Planning to visit other pagodas and tourist spots will require you to flag a taxi. There are metered taxis everywhere and you can flag them anywhere too. The strategy here is to make sure you have an agreement with the taxi driver on where you are going and how much before you even close the door. Put your haggling skills to the test when negotiating a decent price. I usually ask the lodge receptionist on how much is the usual taxi fare to where I’m going. This helps me where to start on my bargaining.
I never attempted to take the bus around. Aside from boarding it and getting off from it is a death-defying stunt, the signboards are never in English so I really don’t have an idea where it’s headed. So take the taxi instead, it’s already cheap as it is. Buckle up for the ride because you will get a feel of taxi drivers’ love for racing in the streets of Yangon.
If you do decide to rent a car while in Yangon, there is an English website that can help you.
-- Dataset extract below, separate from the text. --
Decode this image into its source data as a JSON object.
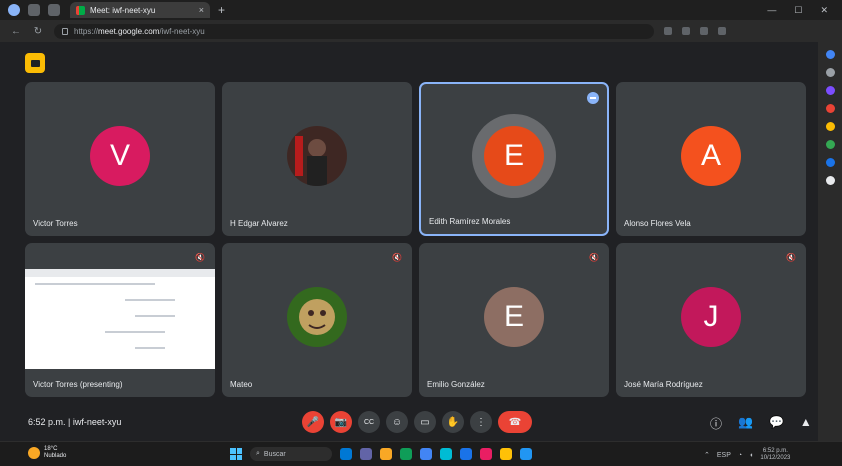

Be warned though, this can be an expensive option but also can be a wise decision if you are going outside Yangon and going with a group.
Driving in Yangon is a left-hand drive. No sorry, right-hand drive. No, left. See for yourself when you get there because it’s both!
Foodtrippin’ in Yangon
If you have been backpacking in Southeast Asia for a while or been living in the region for a while, you may be well aware that food on this side of the planet is an incredible fusion of the many member countries with different cultures and traditions. That goes the same here in Yangon too. In a single bowl of noodles, you get the spicy taste and aroma of India, Thailand, and China. And it’s cheap too.
There are street food stalls everywhere. Each maze of the street you walk along, there’s a wafting of different smells from food stall to the next. Each extra-large size skillet is wrapping up crepe enveloping different kinds of vegetables or concocting up samosa, Yangon’s staple and favorite pastime in a bowl of chickpeas, cabbage, and potato. Walking along the side streets is difficult that I decided to walk on the pavement.